What the task requires =
Would you tally how many lines in the records include the word "sama"? Reply with the number only.

Dataset rows describing interfaces:
╭──

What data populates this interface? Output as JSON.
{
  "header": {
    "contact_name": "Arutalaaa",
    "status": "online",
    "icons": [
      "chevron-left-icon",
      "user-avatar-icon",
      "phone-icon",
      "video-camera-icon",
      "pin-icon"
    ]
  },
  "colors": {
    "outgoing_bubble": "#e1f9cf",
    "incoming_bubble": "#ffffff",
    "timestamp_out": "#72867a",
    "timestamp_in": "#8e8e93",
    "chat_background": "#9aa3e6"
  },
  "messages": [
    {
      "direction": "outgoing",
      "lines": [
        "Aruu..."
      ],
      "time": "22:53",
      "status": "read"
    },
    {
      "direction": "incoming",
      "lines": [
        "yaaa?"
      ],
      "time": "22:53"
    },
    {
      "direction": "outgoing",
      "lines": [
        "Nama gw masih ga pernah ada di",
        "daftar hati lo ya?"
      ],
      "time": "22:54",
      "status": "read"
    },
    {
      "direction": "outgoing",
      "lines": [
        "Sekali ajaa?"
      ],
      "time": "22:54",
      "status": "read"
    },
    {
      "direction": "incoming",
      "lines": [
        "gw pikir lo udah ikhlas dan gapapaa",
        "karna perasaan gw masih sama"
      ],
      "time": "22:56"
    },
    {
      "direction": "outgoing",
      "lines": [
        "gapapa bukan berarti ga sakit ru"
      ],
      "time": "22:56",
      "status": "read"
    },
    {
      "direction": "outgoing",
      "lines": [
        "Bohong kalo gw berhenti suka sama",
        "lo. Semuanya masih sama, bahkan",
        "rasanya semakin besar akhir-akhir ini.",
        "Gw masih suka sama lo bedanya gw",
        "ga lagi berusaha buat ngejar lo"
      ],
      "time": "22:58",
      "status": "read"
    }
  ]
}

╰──
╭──

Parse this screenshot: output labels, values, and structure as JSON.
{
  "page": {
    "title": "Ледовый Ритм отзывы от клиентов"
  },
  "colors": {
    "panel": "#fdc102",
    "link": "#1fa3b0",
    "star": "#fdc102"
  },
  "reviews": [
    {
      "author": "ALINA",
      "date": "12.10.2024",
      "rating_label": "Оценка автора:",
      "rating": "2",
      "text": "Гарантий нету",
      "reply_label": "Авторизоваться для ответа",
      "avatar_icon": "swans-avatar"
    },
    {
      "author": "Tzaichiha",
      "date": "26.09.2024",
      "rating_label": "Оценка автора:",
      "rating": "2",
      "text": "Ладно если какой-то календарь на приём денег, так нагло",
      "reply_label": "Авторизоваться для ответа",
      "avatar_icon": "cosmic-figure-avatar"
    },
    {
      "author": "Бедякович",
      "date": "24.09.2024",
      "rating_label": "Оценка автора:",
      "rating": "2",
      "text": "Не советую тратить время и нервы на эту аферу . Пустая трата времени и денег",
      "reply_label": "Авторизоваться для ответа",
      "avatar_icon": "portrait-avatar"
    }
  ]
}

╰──
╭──

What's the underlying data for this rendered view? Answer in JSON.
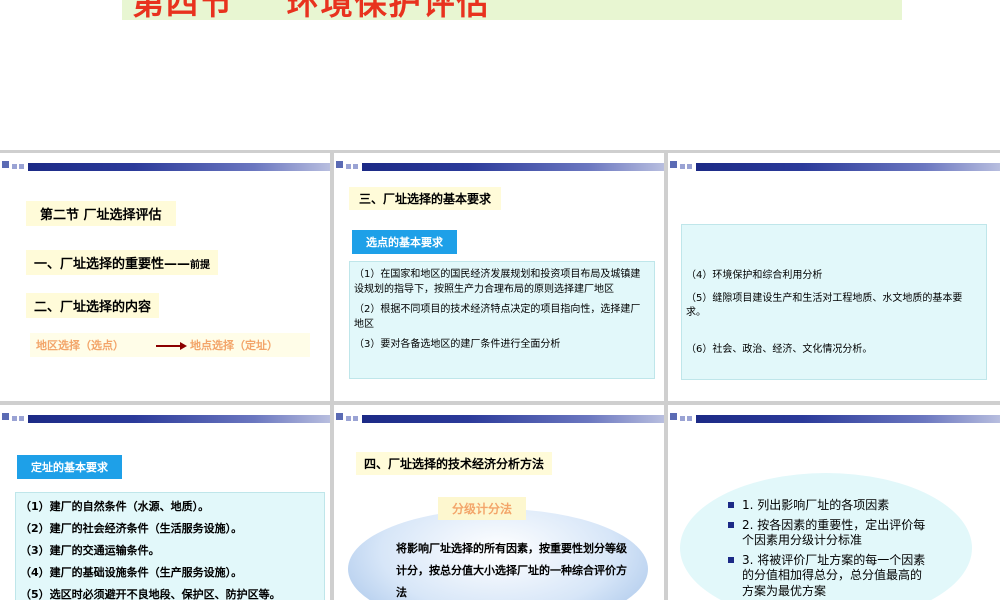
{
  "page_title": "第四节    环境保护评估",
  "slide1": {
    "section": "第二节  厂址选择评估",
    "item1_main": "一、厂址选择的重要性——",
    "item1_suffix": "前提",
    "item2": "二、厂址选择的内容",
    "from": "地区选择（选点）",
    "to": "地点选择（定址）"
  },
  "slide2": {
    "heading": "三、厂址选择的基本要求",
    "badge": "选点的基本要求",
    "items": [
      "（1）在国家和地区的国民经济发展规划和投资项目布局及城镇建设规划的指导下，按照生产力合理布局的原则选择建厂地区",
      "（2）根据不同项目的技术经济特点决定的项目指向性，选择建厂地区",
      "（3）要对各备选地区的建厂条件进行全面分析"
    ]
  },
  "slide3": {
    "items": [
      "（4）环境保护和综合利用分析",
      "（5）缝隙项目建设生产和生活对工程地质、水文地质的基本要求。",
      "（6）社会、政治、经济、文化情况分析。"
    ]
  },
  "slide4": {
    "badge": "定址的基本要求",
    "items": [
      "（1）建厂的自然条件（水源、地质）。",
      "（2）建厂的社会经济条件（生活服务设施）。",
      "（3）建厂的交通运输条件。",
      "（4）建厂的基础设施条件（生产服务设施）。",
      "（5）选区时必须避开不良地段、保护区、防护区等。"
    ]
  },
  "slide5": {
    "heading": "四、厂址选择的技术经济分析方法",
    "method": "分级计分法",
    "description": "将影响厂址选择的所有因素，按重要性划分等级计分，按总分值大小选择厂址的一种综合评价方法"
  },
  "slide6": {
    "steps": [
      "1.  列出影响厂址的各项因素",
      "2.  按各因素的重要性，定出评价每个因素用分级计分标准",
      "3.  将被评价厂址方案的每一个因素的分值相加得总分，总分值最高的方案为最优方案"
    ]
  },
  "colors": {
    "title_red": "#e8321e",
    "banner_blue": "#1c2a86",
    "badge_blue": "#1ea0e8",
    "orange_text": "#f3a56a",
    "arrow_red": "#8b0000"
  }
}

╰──

Task solution =
4